Work task: Could you restate the data word for word and drop the pictures?

═════ Extracted data

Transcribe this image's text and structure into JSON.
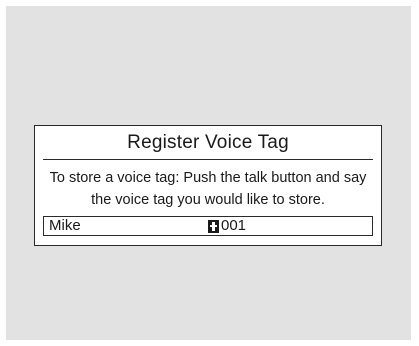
{
  "dialog": {
    "title": "Register Voice Tag",
    "message": "To store a voice tag: Push the talk button and say the voice tag you would like to store."
  },
  "entry": {
    "name": "Mike",
    "number_icon": "phone-book-icon",
    "number": "001"
  }
}
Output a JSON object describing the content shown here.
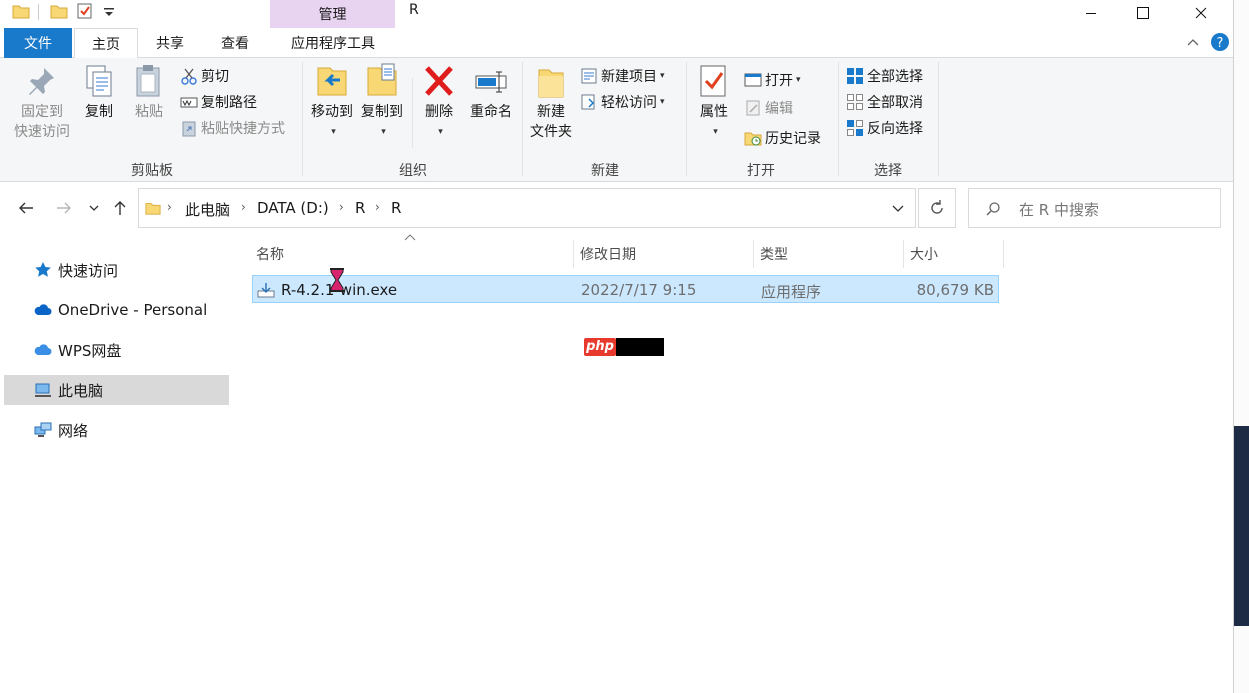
{
  "window": {
    "title": "R",
    "context_tab_group": "管理"
  },
  "tabs": [
    {
      "label": "文件"
    },
    {
      "label": "主页"
    },
    {
      "label": "共享"
    },
    {
      "label": "查看"
    },
    {
      "label": "应用程序工具"
    }
  ],
  "ribbon": {
    "clipboard": {
      "group_label": "剪贴板",
      "pin_line1": "固定到",
      "pin_line2": "快速访问",
      "copy": "复制",
      "paste": "粘贴",
      "cut": "剪切",
      "copy_path": "复制路径",
      "paste_shortcut": "粘贴快捷方式"
    },
    "organize": {
      "group_label": "组织",
      "move_to": "移动到",
      "copy_to": "复制到",
      "delete": "删除",
      "rename": "重命名"
    },
    "new": {
      "group_label": "新建",
      "new_folder_line1": "新建",
      "new_folder_line2": "文件夹",
      "new_item": "新建项目",
      "easy_access": "轻松访问"
    },
    "open": {
      "group_label": "打开",
      "properties": "属性",
      "open": "打开",
      "edit": "编辑",
      "history": "历史记录"
    },
    "select": {
      "group_label": "选择",
      "select_all": "全部选择",
      "select_none": "全部取消",
      "invert": "反向选择"
    }
  },
  "address": {
    "crumbs": [
      "此电脑",
      "DATA (D:)",
      "R",
      "R"
    ],
    "search_placeholder": "在 R 中搜索"
  },
  "nav_pane": [
    {
      "label": "快速访问"
    },
    {
      "label": "OneDrive - Personal"
    },
    {
      "label": "WPS网盘"
    },
    {
      "label": "此电脑"
    },
    {
      "label": "网络"
    }
  ],
  "columns": {
    "name": "名称",
    "modified": "修改日期",
    "type": "类型",
    "size": "大小"
  },
  "files": [
    {
      "name": "R-4.2.1-win.exe",
      "modified": "2022/7/17 9:15",
      "type": "应用程序",
      "size": "80,679 KB"
    }
  ],
  "watermark": "php",
  "colors": {
    "file_tab": "#1979ca",
    "manage_band": "#e8d3f0",
    "selection": "#cce8ff",
    "selection_border": "#99d1ff"
  }
}
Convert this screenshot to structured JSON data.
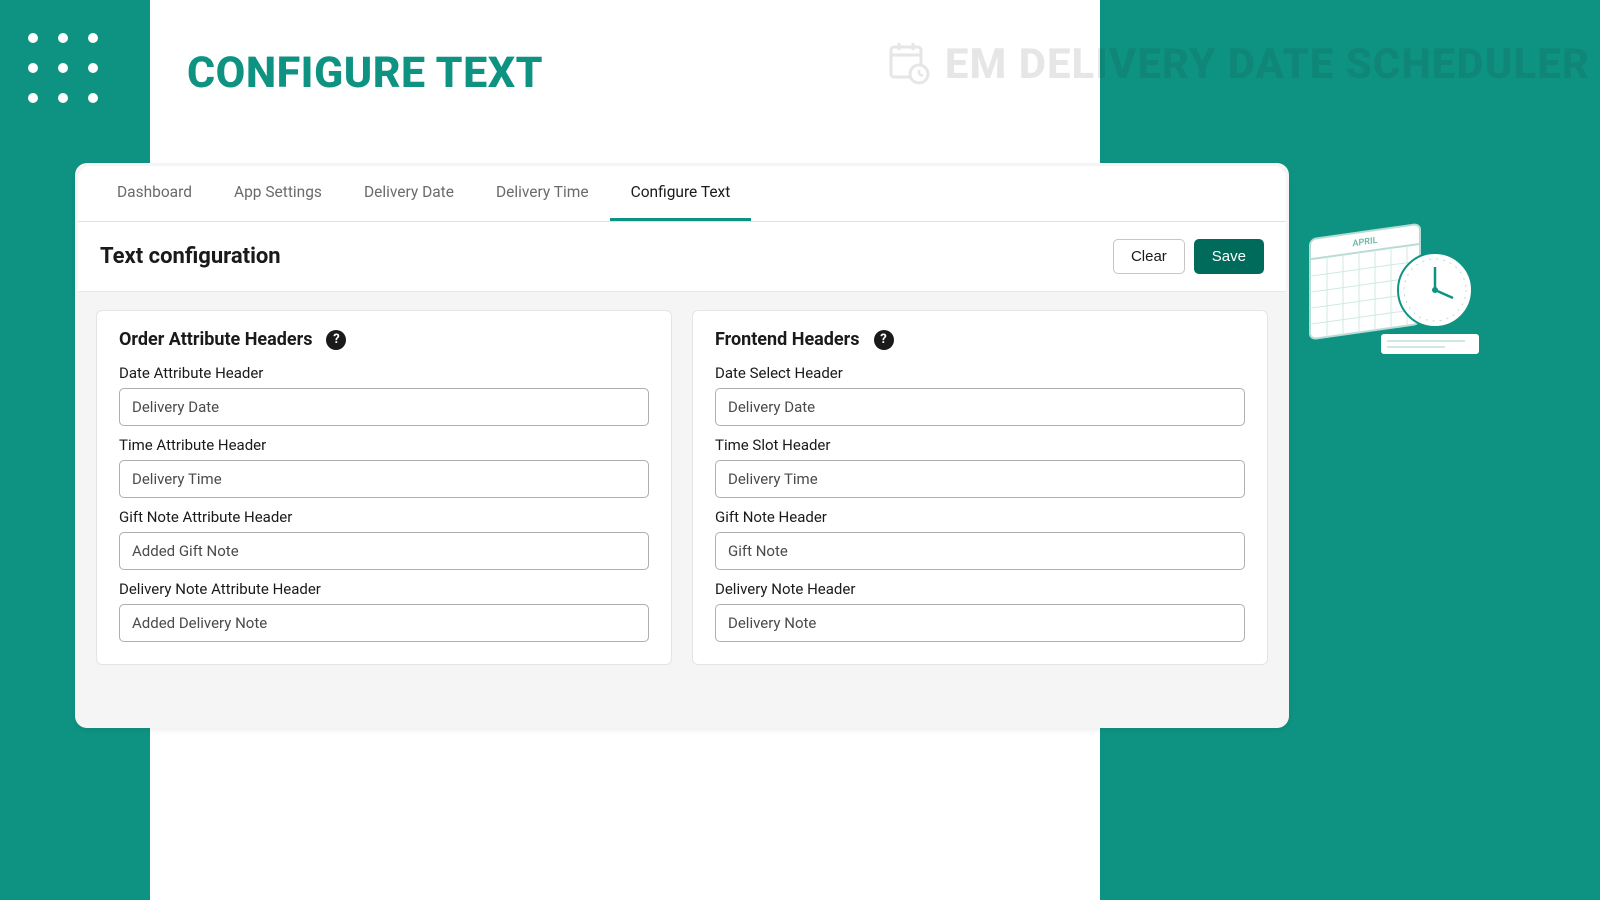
{
  "page_title": "CONFIGURE TEXT",
  "brand": "EM DELIVERY DATE SCHEDULER",
  "tabs": {
    "items": [
      "Dashboard",
      "App Settings",
      "Delivery Date",
      "Delivery Time",
      "Configure Text"
    ],
    "active_index": 4
  },
  "section": {
    "title": "Text configuration",
    "clear": "Clear",
    "save": "Save"
  },
  "card_left": {
    "title": "Order Attribute Headers",
    "fields": [
      {
        "label": "Date Attribute Header",
        "value": "Delivery Date"
      },
      {
        "label": "Time Attribute Header",
        "value": "Delivery Time"
      },
      {
        "label": "Gift Note Attribute Header",
        "value": "Added Gift Note"
      },
      {
        "label": "Delivery Note Attribute Header",
        "value": "Added Delivery Note"
      }
    ]
  },
  "card_right": {
    "title": "Frontend Headers",
    "fields": [
      {
        "label": "Date Select Header",
        "value": "Delivery Date"
      },
      {
        "label": "Time Slot Header",
        "value": "Delivery Time"
      },
      {
        "label": "Gift Note Header",
        "value": "Gift Note"
      },
      {
        "label": "Delivery Note Header",
        "value": "Delivery Note"
      }
    ]
  }
}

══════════

Reply:
Transcribe this image's text and structure into JSON.
{
  "dialog": {
    "title": "Register Voice Tag",
    "message": "To store a voice tag: Push the talk button and say the voice tag you would like to store."
  },
  "entry": {
    "name": "Mike",
    "number_icon": "phone-book-icon",
    "number": "001"
  }
}
Output a JSON object describing the content shown here.
{
  "window": {
    "title": "R",
    "context_tab_group": "管理"
  },
  "tabs": [
    {
      "label": "文件"
    },
    {
      "label": "主页"
    },
    {
      "label": "共享"
    },
    {
      "label": "查看"
    },
    {
      "label": "应用程序工具"
    }
  ],
  "ribbon": {
    "clipboard": {
      "group_label": "剪贴板",
      "pin_line1": "固定到",
      "pin_line2": "快速访问",
      "copy": "复制",
      "paste": "粘贴",
      "cut": "剪切",
      "copy_path": "复制路径",
      "paste_shortcut": "粘贴快捷方式"
    },
    "organize": {
      "group_label": "组织",
      "move_to": "移动到",
      "copy_to": "复制到",
      "delete": "删除",
      "rename": "重命名"
    },
    "new": {
      "group_label": "新建",
      "new_folder_line1": "新建",
      "new_folder_line2": "文件夹",
      "new_item": "新建项目",
      "easy_access": "轻松访问"
    },
    "open": {
      "group_label": "打开",
      "properties": "属性",
      "open": "打开",
      "edit": "编辑",
      "history": "历史记录"
    },
    "select": {
      "group_label": "选择",
      "select_all": "全部选择",
      "select_none": "全部取消",
      "invert": "反向选择"
    }
  },
  "address": {
    "crumbs": [
      "此电脑",
      "DATA (D:)",
      "R",
      "R"
    ],
    "search_placeholder": "在 R 中搜索"
  },
  "nav_pane": [
    {
      "label": "快速访问"
    },
    {
      "label": "OneDrive - Personal"
    },
    {
      "label": "WPS网盘"
    },
    {
      "label": "此电脑"
    },
    {
      "label": "网络"
    }
  ],
  "columns": {
    "name": "名称",
    "modified": "修改日期",
    "type": "类型",
    "size": "大小"
  },
  "files": [
    {
      "name": "R-4.2.1-win.exe",
      "modified": "2022/7/17 9:15",
      "type": "应用程序",
      "size": "80,679 KB"
    }
  ],
  "watermark": "php",
  "colors": {
    "file_tab": "#1979ca",
    "manage_band": "#e8d3f0",
    "selection": "#cce8ff",
    "selection_border": "#99d1ff"
  }
}
Convert this screenshot to structured JSON data.
{
  "page_title": "CONFIGURE TEXT",
  "brand": "EM DELIVERY DATE SCHEDULER",
  "tabs": {
    "items": [
      "Dashboard",
      "App Settings",
      "Delivery Date",
      "Delivery Time",
      "Configure Text"
    ],
    "active_index": 4
  },
  "section": {
    "title": "Text configuration",
    "clear": "Clear",
    "save": "Save"
  },
  "card_left": {
    "title": "Order Attribute Headers",
    "fields": [
      {
        "label": "Date Attribute Header",
        "value": "Delivery Date"
      },
      {
        "label": "Time Attribute Header",
        "value": "Delivery Time"
      },
      {
        "label": "Gift Note Attribute Header",
        "value": "Added Gift Note"
      },
      {
        "label": "Delivery Note Attribute Header",
        "value": "Added Delivery Note"
      }
    ]
  },
  "card_right": {
    "title": "Frontend Headers",
    "fields": [
      {
        "label": "Date Select Header",
        "value": "Delivery Date"
      },
      {
        "label": "Time Slot Header",
        "value": "Delivery Time"
      },
      {
        "label": "Gift Note Header",
        "value": "Gift Note"
      },
      {
        "label": "Delivery Note Header",
        "value": "Delivery Note"
      }
    ]
  }
}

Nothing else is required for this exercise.